Ladies Sidesaddle Competition To Be Featured
119th National Horse Show
Wellington, FloridaNovember 20, 2002The 119th National
Horse Show, the nations most prestigious horse show, will
be held at The Palm Beach Polo Equestrian Club in Wellington from
November 26 through December 1, 2002. The National, founded in
1883, brings together the best horses and riders in the U. S.
competing in the well-known equestrian disciplines of hunters,
jumpers, equitation and dressage, as well as in the somewhat lesser-known
discipline of ladies sidesaddle.
Ladies sidesaddle is an area of equestrian sport currently
enjoyed by only a few hundred women in the U.S. Historically,
ladies who competed at The National only rode sidesaddle. This
changed in 1915 when Eleanora R. Sears broke this barrier and
became the first woman to ride astride at the show.
Sidesaddle is ridden as the name implies: seated on a special
saddle individually fitted to each horse, the rider keeps both
of her legs on the left side; she maintains a completely square
position in the saddle while the horse is in motion by the use
of proper balance and the assistance of two pommels on the left
side of the saddle which give support to her knees. A sidesaddle
horse must be specially trained to be responsive to the riders
whip aids on the right side, which has no rider leg.
The sidesaddle riders attire is a traditional, tailored
habit reminiscent of the early 1900s: a dark melton skirt to mid-ankle,
a cutaway jacket, an apron, a vest, breeches and a silk top hat.
The rider must wear a pair of leather gloves, with a pair of white
string gloves properly positioned on the right side of the saddle.
The rider must carry a traditional hunt whip with thong.
Attached to the D-ring on the right side of the saddle is a silver
sandwich case. There are 2 compartments in the case: one for a
flask containing sherry or iced tea, the other for a sandwich
on white bread, crusts removed, of turkey or chicken, with no
lettuce or other dressing, quartered on the diagonal wrapped in
ladies sidesaddle hunter division is composed of three classes
one over fences, one hunter hack (a combination of over
fences and under saddle) and one under saddle. The fences are
set at 3 in height, with those classes being judged on a
horses jumping form. The under saddle class is an appointments
class as well: the winning horses are judged on the flat by their
way of moving; once the winning horses are determined by movement,
the judge then checks the riders attire and appointments,
right down to the flask and the sandwich, before announcing the
top sidesaddle horse in the U. S. is Mistress Connie,
a 13-year-old Thoroughbred mare owned by Laura Cramer and Fox
View Farm of Upperville, Virginia. Mistress Connie
and two other of Lauras best mounts will be competing at
The National on Thursday afternoon, Friday evening and Saturday
afternoon. Laura is so passionate about sidesaddle that she even
foxhunts sidesaddle. Laura is thrilled about competing in The

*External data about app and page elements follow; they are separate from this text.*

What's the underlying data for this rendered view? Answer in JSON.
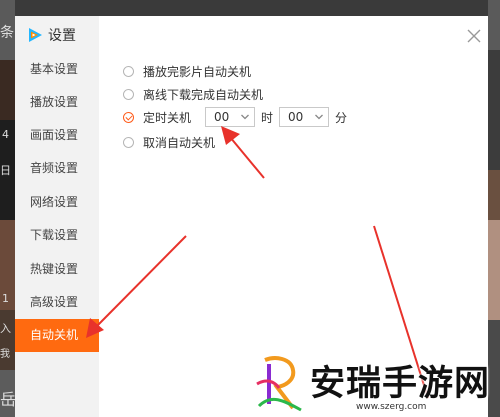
{
  "dialog": {
    "title": "设置"
  },
  "sidebar": {
    "items": [
      {
        "label": "基本设置"
      },
      {
        "label": "播放设置"
      },
      {
        "label": "画面设置"
      },
      {
        "label": "音频设置"
      },
      {
        "label": "网络设置"
      },
      {
        "label": "下载设置"
      },
      {
        "label": "热键设置"
      },
      {
        "label": "高级设置"
      },
      {
        "label": "自动关机",
        "active": true
      }
    ]
  },
  "auto_shutdown": {
    "options": [
      {
        "label": "播放完影片自动关机",
        "checked": false
      },
      {
        "label": "离线下载完成自动关机",
        "checked": false
      },
      {
        "label": "定时关机",
        "checked": true
      },
      {
        "label": "取消自动关机",
        "checked": false
      }
    ],
    "hour_value": "00",
    "hour_unit": "时",
    "minute_value": "00",
    "minute_unit": "分"
  },
  "background": {
    "glyph_1": "条",
    "glyph_2": "4",
    "glyph_3": "日",
    "glyph_4": "1",
    "glyph_5": "入",
    "glyph_6": "我",
    "glyph_7": "岳"
  },
  "watermark": {
    "text": "安瑞手游网",
    "url": "www.szerg.com"
  },
  "colors": {
    "accent": "#ff6a10",
    "arrow": "#e8322b"
  },
  "icons": {
    "logo": "tencent-video-logo-icon",
    "close": "close-icon",
    "caret": "chevron-down-icon"
  }
}
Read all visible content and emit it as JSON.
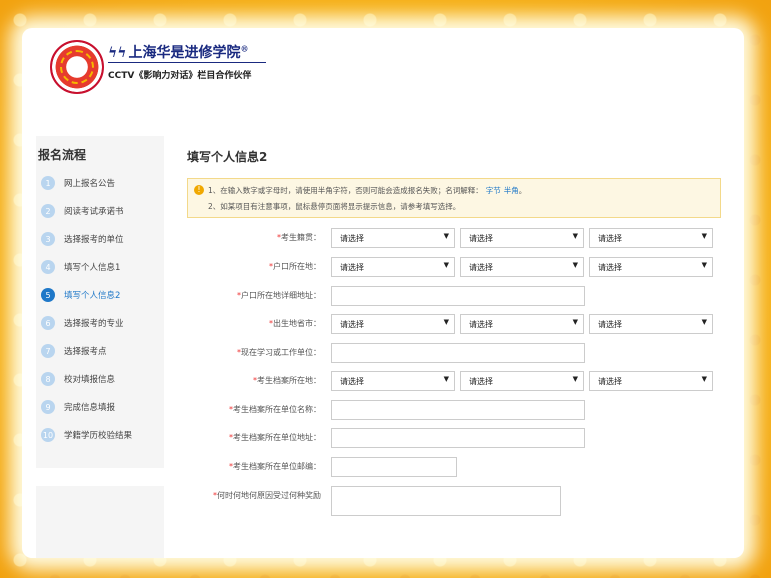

National at its new home in Wellington and is very grateful to
Gene Mische for his support of the ladies sidesaddle division.
The 119th National Horse Show runs Tuesday, November 26, through
Sunday, December 1, with competition beginning at 8:00 am and
continuing throughout each day. Friday evenings Jumping
Under the Stars competition begins at 7:00 pm. Tickets,
Tuesday through Saturday, are $10 for adults, $7 for seniors;
on Sunday tickets sell for $15 for adults and $7 for seniors.
Children 12 & under are always admitted free. Thanksgiving
Day, Thursday, admission is free to all. Tickets are available
at the gate or by phoning (800) 237-8924 or (561) 753-3389. Entrance
to the Equestrian Center is on Pierson Road in Wellington, where
parking is free on all days.
For more information on the 199th National Horse Show, please
contact Mason Phelps, Jr., Barbara Lundy or Beverly Lake Wilkes
at (561) 753-3389.